▶ _Excerpts from an interface dataset_
::::::

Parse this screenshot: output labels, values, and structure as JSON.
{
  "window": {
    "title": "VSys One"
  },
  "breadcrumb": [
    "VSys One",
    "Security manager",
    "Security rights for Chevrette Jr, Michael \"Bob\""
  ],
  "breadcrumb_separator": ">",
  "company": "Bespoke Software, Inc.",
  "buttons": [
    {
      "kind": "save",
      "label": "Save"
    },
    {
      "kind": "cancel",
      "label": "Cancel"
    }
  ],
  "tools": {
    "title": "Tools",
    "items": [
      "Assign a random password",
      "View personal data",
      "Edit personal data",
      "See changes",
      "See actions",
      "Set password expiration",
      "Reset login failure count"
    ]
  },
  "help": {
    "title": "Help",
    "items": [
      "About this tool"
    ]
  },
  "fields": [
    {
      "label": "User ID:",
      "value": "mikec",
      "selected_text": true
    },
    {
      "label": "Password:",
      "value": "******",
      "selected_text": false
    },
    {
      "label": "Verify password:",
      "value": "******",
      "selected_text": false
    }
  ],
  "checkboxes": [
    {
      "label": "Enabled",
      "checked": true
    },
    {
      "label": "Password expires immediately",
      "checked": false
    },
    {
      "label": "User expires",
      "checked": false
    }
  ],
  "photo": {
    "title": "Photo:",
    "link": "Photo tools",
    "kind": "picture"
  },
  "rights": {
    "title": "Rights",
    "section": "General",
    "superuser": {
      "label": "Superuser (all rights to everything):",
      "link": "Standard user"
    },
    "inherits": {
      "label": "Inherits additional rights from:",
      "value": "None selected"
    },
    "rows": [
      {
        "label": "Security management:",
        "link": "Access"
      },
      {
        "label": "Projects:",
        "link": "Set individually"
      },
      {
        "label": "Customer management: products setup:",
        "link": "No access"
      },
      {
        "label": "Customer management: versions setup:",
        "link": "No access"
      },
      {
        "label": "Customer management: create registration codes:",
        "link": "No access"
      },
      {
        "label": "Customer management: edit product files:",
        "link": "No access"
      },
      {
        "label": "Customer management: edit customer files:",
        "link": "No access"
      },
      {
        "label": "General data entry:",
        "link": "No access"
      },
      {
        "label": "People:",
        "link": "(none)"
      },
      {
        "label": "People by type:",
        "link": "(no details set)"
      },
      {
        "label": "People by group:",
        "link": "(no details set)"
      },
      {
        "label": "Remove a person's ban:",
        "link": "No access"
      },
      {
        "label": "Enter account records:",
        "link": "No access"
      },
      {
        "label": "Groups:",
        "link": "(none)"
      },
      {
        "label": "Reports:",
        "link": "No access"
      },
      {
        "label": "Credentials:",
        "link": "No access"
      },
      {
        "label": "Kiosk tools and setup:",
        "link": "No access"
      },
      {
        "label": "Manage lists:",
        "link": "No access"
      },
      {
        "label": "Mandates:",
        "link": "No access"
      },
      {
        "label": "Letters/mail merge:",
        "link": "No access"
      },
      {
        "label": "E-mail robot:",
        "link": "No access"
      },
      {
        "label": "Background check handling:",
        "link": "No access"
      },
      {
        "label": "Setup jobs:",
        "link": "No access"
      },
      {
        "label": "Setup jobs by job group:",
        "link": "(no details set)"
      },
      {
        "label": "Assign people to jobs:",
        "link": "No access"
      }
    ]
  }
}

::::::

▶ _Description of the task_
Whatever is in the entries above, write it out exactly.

▶ _Solution_
Parse this screenshot: output labels, values, and structure as JSON.
{
  "window": {
    "title": "VSys One"
  },
  "breadcrumb": [
    "VSys One",
    "Security manager",
    "Security rights for Chevrette Jr, Michael \"Bob\""
  ],
  "breadcrumb_separator": ">",
  "company": "Bespoke Software, Inc.",
  "buttons": [
    {
      "kind": "save",
      "label": "Save"
    },
    {
      "kind": "cancel",
      "label": "Cancel"
    }
  ],
  "tools": {
    "title": "Tools",
    "items": [
      "Assign a random password",
      "View personal data",
      "Edit personal data",
      "See changes",
      "See actions",
      "Set password expiration",
      "Reset login failure count"
    ]
  },
  "help": {
    "title": "Help",
    "items": [
      "About this tool"
    ]
  },
  "fields": [
    {
      "label": "User ID:",
      "value": "mikec",
      "selected_text": true
    },
    {
      "label": "Password:",
      "value": "******",
      "selected_text": false
    },
    {
      "label": "Verify password:",
      "value": "******",
      "selected_text": false
    }
  ],
  "checkboxes": [
    {
      "label": "Enabled",
      "checked": true
    },
    {
      "label": "Password expires immediately",
      "checked": false
    },
    {
      "label": "User expires",
      "checked": false
    }
  ],
  "photo": {
    "title": "Photo:",
    "link": "Photo tools",
    "kind": "picture"
  },
  "rights": {
    "title": "Rights",
    "section": "General",
    "superuser": {
      "label": "Superuser (all rights to everything):",
      "link": "Standard user"
    },
    "inherits": {
      "label": "Inherits additional rights from:",
      "value": "None selected"
    },
    "rows": [
      {
        "label": "Security management:",
        "link": "Access"
      },
      {
        "label": "Projects:",
        "link": "Set individually"
      },
      {
        "label": "Customer management: products setup:",
        "link": "No access"
      },
      {
        "label": "Customer management: versions setup:",
        "link": "No access"
      },
      {
        "label": "Customer management: create registration codes:",
        "link": "No access"
      },
      {
        "label": "Customer management: edit product files:",
        "link": "No access"
      },
      {
        "label": "Customer management: edit customer files:",
        "link": "No access"
      },
      {
        "label": "General data entry:",
        "link": "No access"
      },
      {
        "label": "People:",
        "link": "(none)"
      },
      {
        "label": "People by type:",
        "link": "(no details set)"
      },
      {
        "label": "People by group:",
        "link": "(no details set)"
      },
      {
        "label": "Remove a person's ban:",
        "link": "No access"
      },
      {
        "label": "Enter account records:",
        "link": "No access"
      },
      {
        "label": "Groups:",
        "link": "(none)"
      },
      {
        "label": "Reports:",
        "link": "No access"
      },
      {
        "label": "Credentials:",
        "link": "No access"
      },
      {
        "label": "Kiosk tools and setup:",
        "link": "No access"
      },
      {
        "label": "Manage lists:",
        "link": "No access"
      },
      {
        "label": "Mandates:",
        "link": "No access"
      },
      {
        "label": "Letters/mail merge:",
        "link": "No access"
      },
      {
        "label": "E-mail robot:",
        "link": "No access"
      },
      {
        "label": "Background check handling:",
        "link": "No access"
      },
      {
        "label": "Setup jobs:",
        "link": "No access"
      },
      {
        "label": "Setup jobs by job group:",
        "link": "(no details set)"
      },
      {
        "label": "Assign people to jobs:",
        "link": "No access"
      }
    ]
  }
}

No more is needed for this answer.